Bottom line: Adam Wargacki and colleagues at the Bio Architecture Lab in Berkeley, California have genetically engineered a new strain of E. coli bacteria, which can feed on the sugars found in brown seaweed and transform the sugars into ethanol. They say this method makes seaweed a “contender” for supplying the world with “real renewable biomass.” They published their results in the journal Science in January 2012.
James S. Diana is Director of the Michigan Sea Grant College Program and Professor of Fisheries and Aquaculture at the School of Natural Resources and Environment (SNRE) at University of Michigan. He and his students, including Keith Hayse-Gregson, are studying ecology of fishes as well as aquaculture. They have developed interests in aquaculture’s potential contribution to the global food supply through the understanding of ecologically sensitive aquaculture practices, particularly in developing countries. They also study a variety of natural ecosystems, focusing mainly on native species, particularly pike and muskellunge. Dr. Diana has studied the behavior and ecology of temperate fishes for three decades, working extensively on the behavior and ecology of many temperate fishes, including pike, muskellunge, brown trout, lake sturgeon, yellow perch, largemouth bass, and alewives.

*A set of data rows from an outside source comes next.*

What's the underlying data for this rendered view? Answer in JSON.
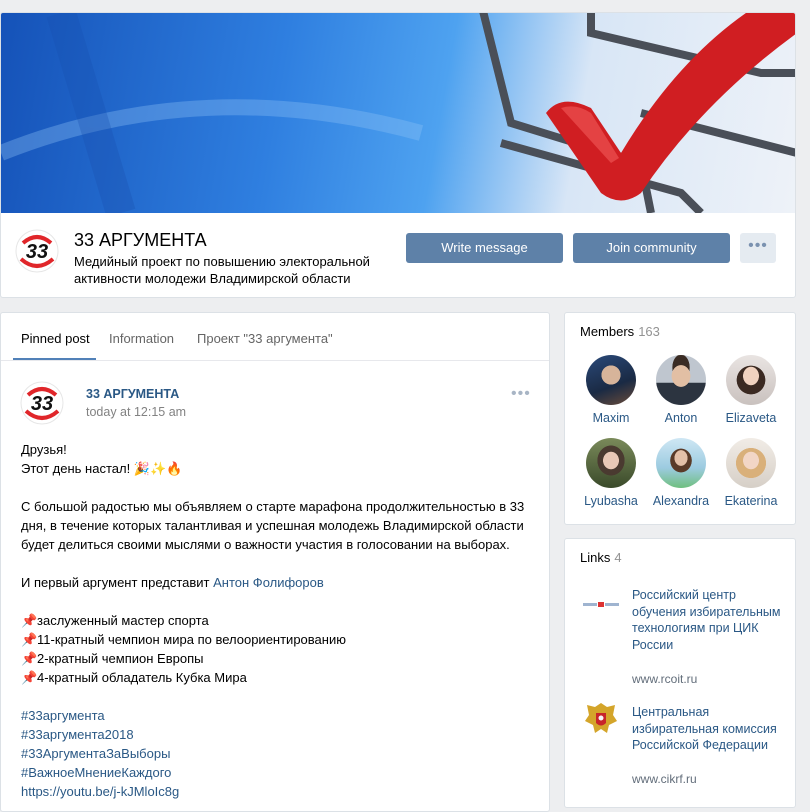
{
  "header": {
    "group_name": "33 АРГУМЕНТА",
    "description": "Медийный проект по повышению электоральной активности молодежи Владимирской области",
    "write_message": "Write message",
    "join_community": "Join community",
    "more": "•••",
    "logo_text": "33"
  },
  "tabs": {
    "pinned": "Pinned post",
    "information": "Information",
    "project": "Проект \"33 аргумента\""
  },
  "post": {
    "author": "33 АРГУМЕНТА",
    "time": "today at 12:15 am",
    "more": "•••",
    "line1": "Друзья!",
    "line2": "Этот день настал! 🎉✨🔥",
    "para1_l1": "С большой радостью мы объявляем о старте марафона продолжительностью в 33",
    "para1_l2": "дня, в течение которых талантливая и успешная молодежь Владимирской области",
    "para1_l3": "будет делиться своими мыслями о важности участия в голосовании на выборах.",
    "arg_prefix": "И первый аргумент представит ",
    "arg_person": "Антон Фолифоров",
    "bullets": [
      "заслуженный мастер спорта",
      "11-кратный чемпион мира по велоориентированию",
      "2-кратный чемпион Европы",
      "4-кратный обладатель Кубка Мира"
    ],
    "pin_glyph": "📌",
    "hashtags": [
      "#33аргумента",
      "#33аргумента2018",
      "#33АргументаЗаВыборы",
      "#ВажноеМнениеКаждого"
    ],
    "url": "https://youtu.be/j-kJMloIc8g"
  },
  "members": {
    "title": "Members",
    "count": "163",
    "list": [
      {
        "name": "Maxim"
      },
      {
        "name": "Anton"
      },
      {
        "name": "Elizaveta"
      },
      {
        "name": "Lyubasha"
      },
      {
        "name": "Alexandra"
      },
      {
        "name": "Ekaterina"
      }
    ]
  },
  "links": {
    "title": "Links",
    "count": "4",
    "items": [
      {
        "title": "Российский центр обучения избирательным технологиям при ЦИК России",
        "url": "www.rcoit.ru",
        "icon": "rcoit-logo-icon"
      },
      {
        "title": "Центральная избирательная комиссия Российской Федерации",
        "url": "www.cikrf.ru",
        "icon": "coat-of-arms-icon"
      }
    ]
  },
  "colors": {
    "accent": "#5e81a8",
    "link": "#2a5885",
    "background": "#edeef0",
    "logo_red": "#e0262a"
  }
}
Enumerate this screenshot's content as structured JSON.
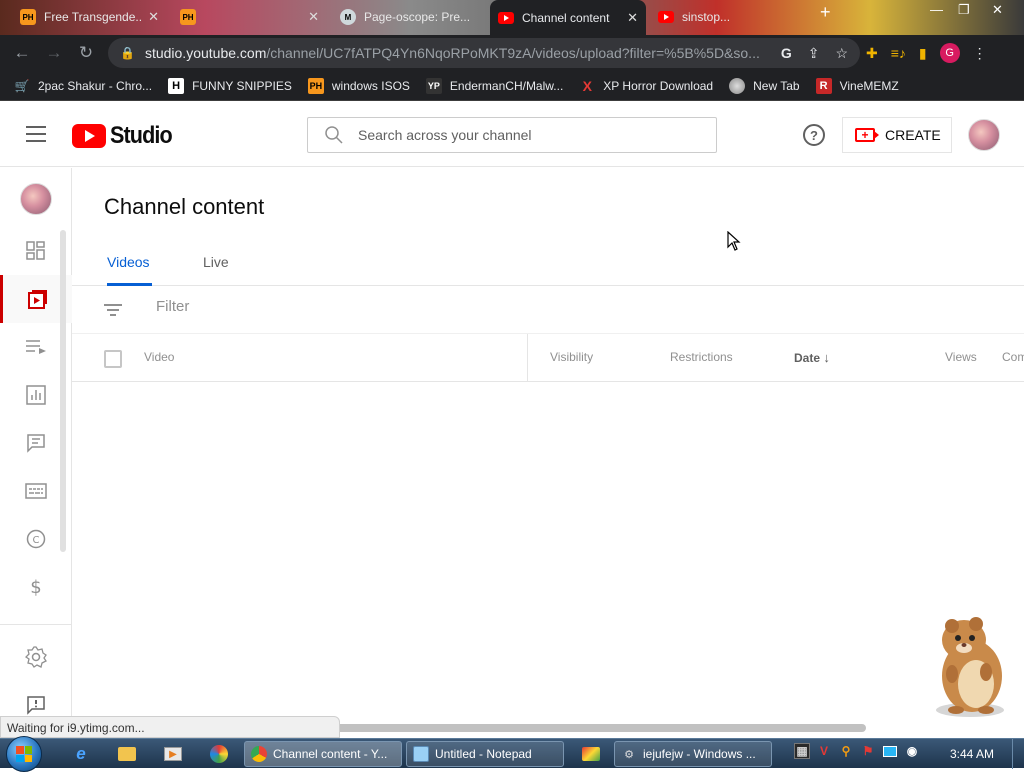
{
  "browser": {
    "tabs": [
      {
        "label": "Free Transgende...",
        "favicon": "PH",
        "fav_bg": "#f7971d"
      },
      {
        "label": "",
        "favicon": "PH",
        "fav_bg": "#f7971d"
      },
      {
        "label": "Page-oscope: Pre...",
        "favicon": "M",
        "fav_bg": "#cfd8dc"
      },
      {
        "label": "Channel content",
        "favicon": "yt",
        "fav_bg": "#ff0000"
      },
      {
        "label": "sinstop...",
        "favicon": "yt",
        "fav_bg": "#ff0000"
      }
    ],
    "url_host": "studio.youtube.com",
    "url_path": "/channel/UC7fATPQ4Yn6NqoRPoMKT9zA/videos/upload?filter=%5B%5D&so...",
    "profile_initial": "G",
    "bookmarks": [
      {
        "label": "2pac Shakur - Chro...",
        "icon": "cart-icon"
      },
      {
        "label": "FUNNY SNIPPIES",
        "icon": "H"
      },
      {
        "label": "windows ISOS",
        "icon": "PH"
      },
      {
        "label": "EndermanCH/Malw...",
        "icon": "YP"
      },
      {
        "label": "XP Horror Download",
        "icon": "X"
      },
      {
        "label": "New Tab",
        "icon": "globe-icon"
      },
      {
        "label": "VineMEMZ",
        "icon": "R"
      }
    ]
  },
  "studio": {
    "logo_text": "Studio",
    "search_placeholder": "Search across your channel",
    "create_label": "CREATE",
    "page_title": "Channel content",
    "tabs": [
      "Videos",
      "Live"
    ],
    "filter_placeholder": "Filter",
    "columns": [
      "Video",
      "Visibility",
      "Restrictions",
      "Date",
      "Views",
      "Com"
    ],
    "date_sort_arrow": "↓",
    "status_text": "Waiting for i9.ytimg.com..."
  },
  "taskbar": {
    "tasks": [
      {
        "label": "Channel content - Y..."
      },
      {
        "label": "Untitled - Notepad"
      },
      {
        "label": "iejufejw - Windows ..."
      }
    ],
    "clock": "3:44 AM"
  },
  "colors": {
    "accent_blue": "#065fd4",
    "youtube_red": "#ff0000",
    "active_nav_red": "#cc0000"
  }
}
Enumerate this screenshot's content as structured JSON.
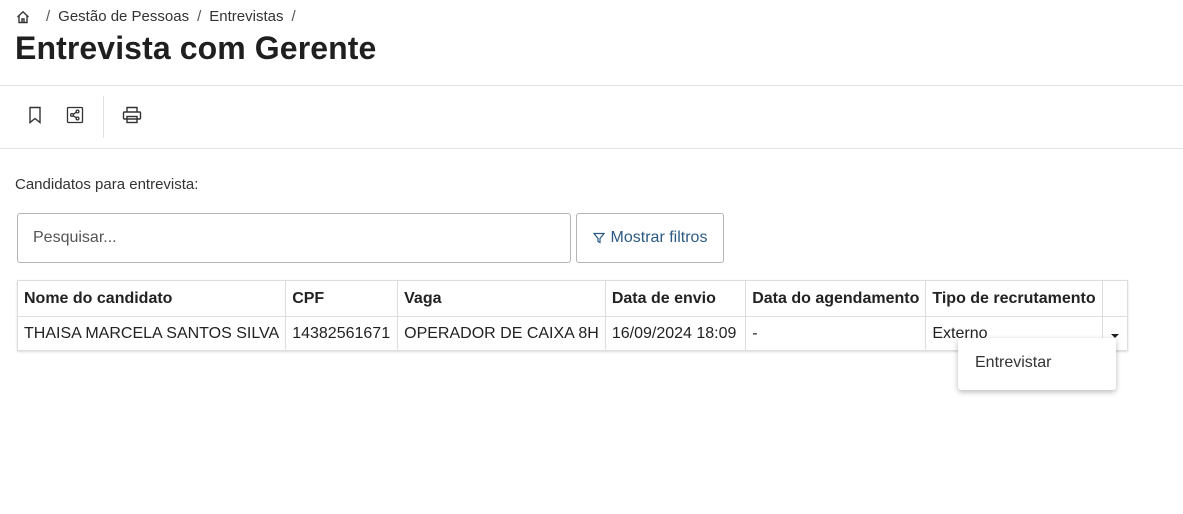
{
  "breadcrumb": {
    "icon": "home-icon",
    "items": [
      "Gestão de Pessoas",
      "Entrevistas"
    ],
    "separator": "/"
  },
  "page": {
    "title": "Entrevista com Gerente"
  },
  "toolbar": {
    "icons": [
      "bookmark-icon",
      "share-icon",
      "print-icon"
    ]
  },
  "section": {
    "label": "Candidatos para entrevista:"
  },
  "search": {
    "placeholder": "Pesquisar..."
  },
  "filter": {
    "label": "Mostrar filtros",
    "icon": "filter-icon",
    "color": "#2c5a85"
  },
  "table": {
    "columns": [
      "Nome do candidato",
      "CPF",
      "Vaga",
      "Data de envio",
      "Data do agendamento",
      "Tipo de recrutamento"
    ],
    "rows": [
      [
        "THAISA MARCELA SANTOS SILVA",
        "14382561671",
        "OPERADOR DE CAIXA 8H",
        "16/09/2024 18:09",
        "-",
        "Externo"
      ]
    ]
  },
  "dropdown": {
    "items": [
      "Entrevistar"
    ]
  }
}
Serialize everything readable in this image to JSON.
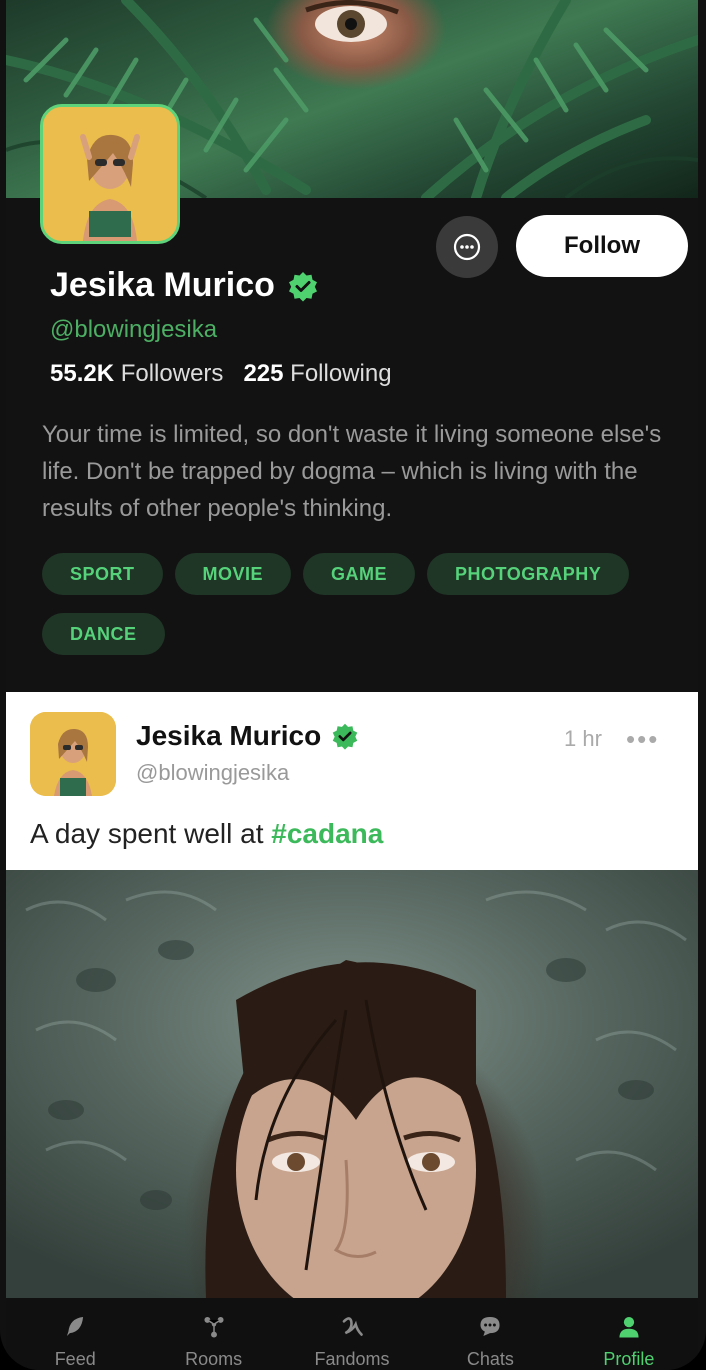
{
  "profile": {
    "name": "Jesika Murico",
    "handle": "@blowingjesika",
    "followers_count": "55.2K",
    "followers_label": "Followers",
    "following_count": "225",
    "following_label": "Following",
    "bio": "Your time is limited, so don't waste it living someone else's life. Don't be trapped by dogma – which is living with the results of other people's thinking.",
    "follow_label": "Follow",
    "tags": [
      "SPORT",
      "MOVIE",
      "GAME",
      "PHOTOGRAPHY",
      "DANCE"
    ]
  },
  "post": {
    "author": "Jesika Murico",
    "handle": "@blowingjesika",
    "time": "1 hr",
    "more": "•••",
    "text": "A day spent well at ",
    "hashtag": "#cadana"
  },
  "nav": {
    "items": [
      {
        "label": "Feed",
        "icon": "feather-icon"
      },
      {
        "label": "Rooms",
        "icon": "rooms-icon"
      },
      {
        "label": "Fandoms",
        "icon": "fandoms-icon"
      },
      {
        "label": "Chats",
        "icon": "chat-icon"
      },
      {
        "label": "Profile",
        "icon": "user-icon"
      }
    ],
    "active_index": 4
  },
  "colors": {
    "accent": "#4fd170",
    "tag_bg": "#1f3526",
    "background": "#121212"
  }
}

Keith Hayse-Gregson is a second-year MS student at SNRE, who recently conducted a study of the environmental impacts of a new freshwater aquaculture cage design in China.